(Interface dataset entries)
::::::::::
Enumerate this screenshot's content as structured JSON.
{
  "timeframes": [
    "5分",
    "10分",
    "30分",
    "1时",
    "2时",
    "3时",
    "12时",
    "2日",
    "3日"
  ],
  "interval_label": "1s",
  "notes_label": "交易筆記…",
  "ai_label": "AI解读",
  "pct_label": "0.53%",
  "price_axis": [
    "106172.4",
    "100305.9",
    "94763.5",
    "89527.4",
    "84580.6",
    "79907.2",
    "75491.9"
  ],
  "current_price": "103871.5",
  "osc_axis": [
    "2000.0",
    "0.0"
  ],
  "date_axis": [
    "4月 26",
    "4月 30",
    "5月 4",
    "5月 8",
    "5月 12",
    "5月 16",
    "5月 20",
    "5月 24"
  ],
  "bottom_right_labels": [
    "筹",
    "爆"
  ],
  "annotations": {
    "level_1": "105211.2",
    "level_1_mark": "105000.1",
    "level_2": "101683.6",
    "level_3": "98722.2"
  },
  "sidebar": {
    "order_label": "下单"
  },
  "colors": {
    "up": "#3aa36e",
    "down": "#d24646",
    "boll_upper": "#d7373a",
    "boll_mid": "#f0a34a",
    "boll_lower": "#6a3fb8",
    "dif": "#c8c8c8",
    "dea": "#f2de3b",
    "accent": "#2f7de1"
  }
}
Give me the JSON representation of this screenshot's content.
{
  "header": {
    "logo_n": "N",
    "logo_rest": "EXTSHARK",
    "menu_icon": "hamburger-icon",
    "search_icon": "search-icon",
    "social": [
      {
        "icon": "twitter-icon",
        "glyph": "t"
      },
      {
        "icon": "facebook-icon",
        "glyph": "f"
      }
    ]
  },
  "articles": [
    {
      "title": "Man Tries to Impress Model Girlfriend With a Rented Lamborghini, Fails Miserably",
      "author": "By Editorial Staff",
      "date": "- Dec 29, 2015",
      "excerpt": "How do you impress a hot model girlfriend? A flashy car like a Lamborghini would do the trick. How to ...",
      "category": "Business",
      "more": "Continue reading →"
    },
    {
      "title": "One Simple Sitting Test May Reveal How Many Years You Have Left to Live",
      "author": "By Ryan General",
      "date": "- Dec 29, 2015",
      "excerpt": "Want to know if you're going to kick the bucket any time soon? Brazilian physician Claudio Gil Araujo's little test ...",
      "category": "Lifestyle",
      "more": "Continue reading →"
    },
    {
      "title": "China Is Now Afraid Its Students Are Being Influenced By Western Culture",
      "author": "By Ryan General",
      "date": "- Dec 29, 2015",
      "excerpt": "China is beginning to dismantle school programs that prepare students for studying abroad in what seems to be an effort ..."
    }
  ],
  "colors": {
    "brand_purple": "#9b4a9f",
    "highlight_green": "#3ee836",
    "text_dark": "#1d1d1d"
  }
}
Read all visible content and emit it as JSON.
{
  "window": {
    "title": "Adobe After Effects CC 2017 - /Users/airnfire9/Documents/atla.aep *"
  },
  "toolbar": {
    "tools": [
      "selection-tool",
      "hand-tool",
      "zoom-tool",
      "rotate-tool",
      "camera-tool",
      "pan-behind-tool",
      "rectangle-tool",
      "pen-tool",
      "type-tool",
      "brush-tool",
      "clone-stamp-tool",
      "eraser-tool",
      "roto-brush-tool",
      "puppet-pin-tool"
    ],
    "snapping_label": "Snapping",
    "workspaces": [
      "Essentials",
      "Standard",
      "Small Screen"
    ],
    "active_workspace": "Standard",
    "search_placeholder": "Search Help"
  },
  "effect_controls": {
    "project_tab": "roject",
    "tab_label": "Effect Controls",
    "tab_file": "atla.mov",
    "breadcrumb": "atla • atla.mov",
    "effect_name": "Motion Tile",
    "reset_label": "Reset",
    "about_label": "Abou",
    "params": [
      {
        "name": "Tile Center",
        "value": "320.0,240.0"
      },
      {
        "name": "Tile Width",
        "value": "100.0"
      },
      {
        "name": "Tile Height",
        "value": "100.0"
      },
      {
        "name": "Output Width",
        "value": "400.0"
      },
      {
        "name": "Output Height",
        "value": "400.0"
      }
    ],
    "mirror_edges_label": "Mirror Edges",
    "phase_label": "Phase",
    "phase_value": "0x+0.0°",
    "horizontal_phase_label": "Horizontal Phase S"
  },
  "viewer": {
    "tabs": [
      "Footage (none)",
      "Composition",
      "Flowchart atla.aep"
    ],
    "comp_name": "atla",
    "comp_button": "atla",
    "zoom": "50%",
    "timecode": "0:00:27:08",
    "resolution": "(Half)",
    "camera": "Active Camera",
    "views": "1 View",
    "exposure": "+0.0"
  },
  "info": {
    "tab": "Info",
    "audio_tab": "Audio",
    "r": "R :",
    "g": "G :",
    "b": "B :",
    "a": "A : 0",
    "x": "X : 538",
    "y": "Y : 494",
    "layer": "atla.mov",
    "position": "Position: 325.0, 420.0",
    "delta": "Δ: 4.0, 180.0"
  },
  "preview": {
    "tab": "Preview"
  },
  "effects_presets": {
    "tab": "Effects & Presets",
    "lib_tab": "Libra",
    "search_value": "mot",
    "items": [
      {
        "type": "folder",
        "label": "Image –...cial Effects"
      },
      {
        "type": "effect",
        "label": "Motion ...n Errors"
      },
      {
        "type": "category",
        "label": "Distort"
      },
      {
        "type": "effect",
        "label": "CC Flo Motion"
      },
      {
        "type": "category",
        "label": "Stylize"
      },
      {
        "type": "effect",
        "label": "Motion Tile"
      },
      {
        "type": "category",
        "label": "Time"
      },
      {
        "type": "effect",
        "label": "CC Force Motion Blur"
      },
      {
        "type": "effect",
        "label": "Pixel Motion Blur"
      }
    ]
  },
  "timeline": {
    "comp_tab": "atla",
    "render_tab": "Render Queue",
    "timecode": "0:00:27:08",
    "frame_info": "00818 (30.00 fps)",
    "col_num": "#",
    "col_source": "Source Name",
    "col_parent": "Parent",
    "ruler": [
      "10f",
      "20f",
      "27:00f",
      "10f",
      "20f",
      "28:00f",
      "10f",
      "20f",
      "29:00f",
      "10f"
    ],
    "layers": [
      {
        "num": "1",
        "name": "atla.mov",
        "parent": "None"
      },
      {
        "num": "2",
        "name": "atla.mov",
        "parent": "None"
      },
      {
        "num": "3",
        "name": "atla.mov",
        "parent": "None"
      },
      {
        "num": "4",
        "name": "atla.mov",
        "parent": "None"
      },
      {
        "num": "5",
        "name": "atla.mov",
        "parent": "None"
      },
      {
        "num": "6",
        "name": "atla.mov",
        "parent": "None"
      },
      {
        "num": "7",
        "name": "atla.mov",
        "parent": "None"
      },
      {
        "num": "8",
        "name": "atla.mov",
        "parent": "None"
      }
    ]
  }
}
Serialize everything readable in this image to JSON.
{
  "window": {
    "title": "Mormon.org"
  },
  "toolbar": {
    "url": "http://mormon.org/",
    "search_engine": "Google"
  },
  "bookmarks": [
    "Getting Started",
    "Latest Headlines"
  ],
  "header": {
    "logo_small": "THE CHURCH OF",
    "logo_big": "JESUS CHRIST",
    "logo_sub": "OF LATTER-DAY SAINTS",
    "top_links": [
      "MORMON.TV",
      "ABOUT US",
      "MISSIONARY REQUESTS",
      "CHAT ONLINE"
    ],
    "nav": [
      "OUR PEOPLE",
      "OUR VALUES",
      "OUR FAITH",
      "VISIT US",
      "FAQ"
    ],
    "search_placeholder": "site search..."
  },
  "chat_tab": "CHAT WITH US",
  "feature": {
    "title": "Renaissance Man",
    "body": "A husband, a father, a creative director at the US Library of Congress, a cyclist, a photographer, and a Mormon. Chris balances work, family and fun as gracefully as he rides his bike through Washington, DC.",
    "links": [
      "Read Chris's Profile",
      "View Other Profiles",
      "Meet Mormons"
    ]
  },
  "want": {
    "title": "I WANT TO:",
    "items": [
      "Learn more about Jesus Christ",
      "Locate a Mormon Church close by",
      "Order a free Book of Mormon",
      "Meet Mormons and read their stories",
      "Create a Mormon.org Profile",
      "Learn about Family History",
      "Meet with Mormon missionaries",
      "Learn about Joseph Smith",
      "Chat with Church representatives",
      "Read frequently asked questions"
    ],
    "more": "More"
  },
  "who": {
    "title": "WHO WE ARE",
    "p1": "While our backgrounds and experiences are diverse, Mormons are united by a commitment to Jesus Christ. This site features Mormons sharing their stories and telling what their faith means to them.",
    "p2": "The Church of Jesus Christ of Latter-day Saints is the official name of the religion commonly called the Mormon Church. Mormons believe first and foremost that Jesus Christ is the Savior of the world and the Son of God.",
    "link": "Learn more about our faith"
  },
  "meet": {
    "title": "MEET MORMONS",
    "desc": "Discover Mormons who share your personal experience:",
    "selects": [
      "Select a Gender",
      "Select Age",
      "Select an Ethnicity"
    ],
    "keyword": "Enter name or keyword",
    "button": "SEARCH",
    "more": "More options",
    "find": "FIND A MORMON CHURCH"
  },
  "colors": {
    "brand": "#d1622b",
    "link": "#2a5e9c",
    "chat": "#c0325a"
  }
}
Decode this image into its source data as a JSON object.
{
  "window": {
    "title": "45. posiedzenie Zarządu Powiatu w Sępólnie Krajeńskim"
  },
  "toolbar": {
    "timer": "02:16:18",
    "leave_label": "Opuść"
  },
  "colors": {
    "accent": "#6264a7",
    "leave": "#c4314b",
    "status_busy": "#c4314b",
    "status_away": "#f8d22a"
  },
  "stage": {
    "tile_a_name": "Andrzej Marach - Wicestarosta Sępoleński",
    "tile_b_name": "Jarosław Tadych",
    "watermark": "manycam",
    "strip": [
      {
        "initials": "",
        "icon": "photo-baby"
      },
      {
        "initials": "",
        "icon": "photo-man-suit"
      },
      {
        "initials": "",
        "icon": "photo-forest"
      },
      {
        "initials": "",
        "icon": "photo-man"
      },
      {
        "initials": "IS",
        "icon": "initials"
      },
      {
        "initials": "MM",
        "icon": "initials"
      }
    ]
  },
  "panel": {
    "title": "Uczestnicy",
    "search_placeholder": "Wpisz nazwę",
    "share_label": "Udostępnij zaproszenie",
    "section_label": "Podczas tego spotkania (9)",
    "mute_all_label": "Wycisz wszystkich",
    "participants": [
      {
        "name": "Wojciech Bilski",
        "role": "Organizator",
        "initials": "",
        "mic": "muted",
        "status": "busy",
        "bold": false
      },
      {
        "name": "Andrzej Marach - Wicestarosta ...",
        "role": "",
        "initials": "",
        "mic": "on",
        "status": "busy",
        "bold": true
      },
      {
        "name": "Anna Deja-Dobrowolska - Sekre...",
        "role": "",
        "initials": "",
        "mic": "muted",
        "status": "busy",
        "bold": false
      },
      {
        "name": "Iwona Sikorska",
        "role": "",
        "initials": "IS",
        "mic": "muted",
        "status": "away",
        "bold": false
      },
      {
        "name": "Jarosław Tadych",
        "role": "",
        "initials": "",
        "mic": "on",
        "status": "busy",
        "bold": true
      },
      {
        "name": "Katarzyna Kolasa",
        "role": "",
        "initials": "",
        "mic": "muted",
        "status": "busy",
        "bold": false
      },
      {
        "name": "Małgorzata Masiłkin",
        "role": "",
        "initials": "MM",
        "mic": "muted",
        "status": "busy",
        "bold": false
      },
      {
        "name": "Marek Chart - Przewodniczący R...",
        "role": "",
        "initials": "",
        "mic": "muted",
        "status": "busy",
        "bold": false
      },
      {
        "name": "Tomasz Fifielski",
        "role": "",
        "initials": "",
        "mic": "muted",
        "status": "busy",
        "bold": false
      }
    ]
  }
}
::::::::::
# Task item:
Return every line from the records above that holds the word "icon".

# Finished task:
    "menu_icon": "hamburger-icon",
    "search_icon": "search-icon",
        "icon": "twitter-icon",
        "icon": "facebook-icon",
        "icon": "photo-baby"
        "icon": "photo-man-suit"
        "icon": "photo-forest"
        "icon": "photo-man"
        "icon": "initials"
        "icon": "initials"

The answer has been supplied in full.